How to complete this task: Every word of every entry must be retyped exactly.

[Component data from apps and pages]
================

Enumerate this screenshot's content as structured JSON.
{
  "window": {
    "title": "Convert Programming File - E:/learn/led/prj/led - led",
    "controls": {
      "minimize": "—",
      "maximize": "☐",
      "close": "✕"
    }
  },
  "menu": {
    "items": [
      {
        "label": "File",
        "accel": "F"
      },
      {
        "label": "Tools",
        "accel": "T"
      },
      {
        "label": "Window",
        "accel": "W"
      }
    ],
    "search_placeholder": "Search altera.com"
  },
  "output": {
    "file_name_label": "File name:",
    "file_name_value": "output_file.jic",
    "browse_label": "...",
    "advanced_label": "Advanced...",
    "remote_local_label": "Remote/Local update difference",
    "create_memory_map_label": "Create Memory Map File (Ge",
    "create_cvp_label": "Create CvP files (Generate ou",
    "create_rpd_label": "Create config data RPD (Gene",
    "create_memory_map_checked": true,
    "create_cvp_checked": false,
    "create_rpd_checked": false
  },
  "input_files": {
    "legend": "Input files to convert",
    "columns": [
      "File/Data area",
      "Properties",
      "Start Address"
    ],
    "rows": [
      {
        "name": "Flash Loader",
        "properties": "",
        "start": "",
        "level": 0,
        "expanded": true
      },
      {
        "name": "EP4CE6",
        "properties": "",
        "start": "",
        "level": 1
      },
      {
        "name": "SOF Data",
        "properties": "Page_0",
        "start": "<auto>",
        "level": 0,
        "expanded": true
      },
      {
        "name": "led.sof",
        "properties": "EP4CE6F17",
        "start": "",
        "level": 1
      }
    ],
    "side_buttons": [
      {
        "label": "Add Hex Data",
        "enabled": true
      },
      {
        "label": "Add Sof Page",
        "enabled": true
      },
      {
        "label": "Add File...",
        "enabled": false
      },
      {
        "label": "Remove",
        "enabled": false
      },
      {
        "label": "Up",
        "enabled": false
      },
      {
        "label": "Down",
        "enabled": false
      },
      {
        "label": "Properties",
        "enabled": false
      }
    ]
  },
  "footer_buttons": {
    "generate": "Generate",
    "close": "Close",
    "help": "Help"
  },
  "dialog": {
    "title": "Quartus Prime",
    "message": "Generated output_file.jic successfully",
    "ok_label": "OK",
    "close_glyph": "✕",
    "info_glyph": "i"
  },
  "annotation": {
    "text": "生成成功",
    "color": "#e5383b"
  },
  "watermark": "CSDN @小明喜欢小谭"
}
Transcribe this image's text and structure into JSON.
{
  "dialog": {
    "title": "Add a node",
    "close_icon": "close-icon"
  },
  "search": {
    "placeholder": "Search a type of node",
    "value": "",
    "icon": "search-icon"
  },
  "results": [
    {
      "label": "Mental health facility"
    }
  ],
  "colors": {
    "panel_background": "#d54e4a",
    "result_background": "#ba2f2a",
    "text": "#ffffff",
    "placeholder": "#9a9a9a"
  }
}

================

Problem solution:
Enumerate this screenshot's content as structured JSON.
{
  "window": {
    "title": "Convert Programming File - E:/learn/led/prj/led - led",
    "controls": {
      "minimize": "—",
      "maximize": "☐",
      "close": "✕"
    }
  },
  "menu": {
    "items": [
      {
        "label": "File",
        "accel": "F"
      },
      {
        "label": "Tools",
        "accel": "T"
      },
      {
        "label": "Window",
        "accel": "W"
      }
    ],
    "search_placeholder": "Search altera.com"
  },
  "output": {
    "file_name_label": "File name:",
    "file_name_value": "output_file.jic",
    "browse_label": "...",
    "advanced_label": "Advanced...",
    "remote_local_label": "Remote/Local update difference",
    "create_memory_map_label": "Create Memory Map File (Ge",
    "create_cvp_label": "Create CvP files (Generate ou",
    "create_rpd_label": "Create config data RPD (Gene",
    "create_memory_map_checked": true,
    "create_cvp_checked": false,
    "create_rpd_checked": false
  },
  "input_files": {
    "legend": "Input files to convert",
    "columns": [
      "File/Data area",
      "Properties",
      "Start Address"
    ],
    "rows": [
      {
        "name": "Flash Loader",
        "properties": "",
        "start": "",
        "level": 0,
        "expanded": true
      },
      {
        "name": "EP4CE6",
        "properties": "",
        "start": "",
        "level": 1
      },
      {
        "name": "SOF Data",
        "properties": "Page_0",
        "start": "<auto>",
        "level": 0,
        "expanded": true
      },
      {
        "name": "led.sof",
        "properties": "EP4CE6F17",
        "start": "",
        "level": 1
      }
    ],
    "side_buttons": [
      {
        "label": "Add Hex Data",
        "enabled": true
      },
      {
        "label": "Add Sof Page",
        "enabled": true
      },
      {
        "label": "Add File...",
        "enabled": false
      },
      {
        "label": "Remove",
        "enabled": false
      },
      {
        "label": "Up",
        "enabled": false
      },
      {
        "label": "Down",
        "enabled": false
      },
      {
        "label": "Properties",
        "enabled": false
      }
    ]
  },
  "footer_buttons": {
    "generate": "Generate",
    "close": "Close",
    "help": "Help"
  },
  "dialog": {
    "title": "Quartus Prime",
    "message": "Generated output_file.jic successfully",
    "ok_label": "OK",
    "close_glyph": "✕",
    "info_glyph": "i"
  },
  "annotation": {
    "text": "生成成功",
    "color": "#e5383b"
  },
  "watermark": "CSDN @小明喜欢小谭"
}
Transcribe this image's text and structure into JSON.
{
  "dialog": {
    "title": "Add a node",
    "close_icon": "close-icon"
  },
  "search": {
    "placeholder": "Search a type of node",
    "value": "",
    "icon": "search-icon"
  },
  "results": [
    {
      "label": "Mental health facility"
    }
  ],
  "colors": {
    "panel_background": "#d54e4a",
    "result_background": "#ba2f2a",
    "text": "#ffffff",
    "placeholder": "#9a9a9a"
  }
}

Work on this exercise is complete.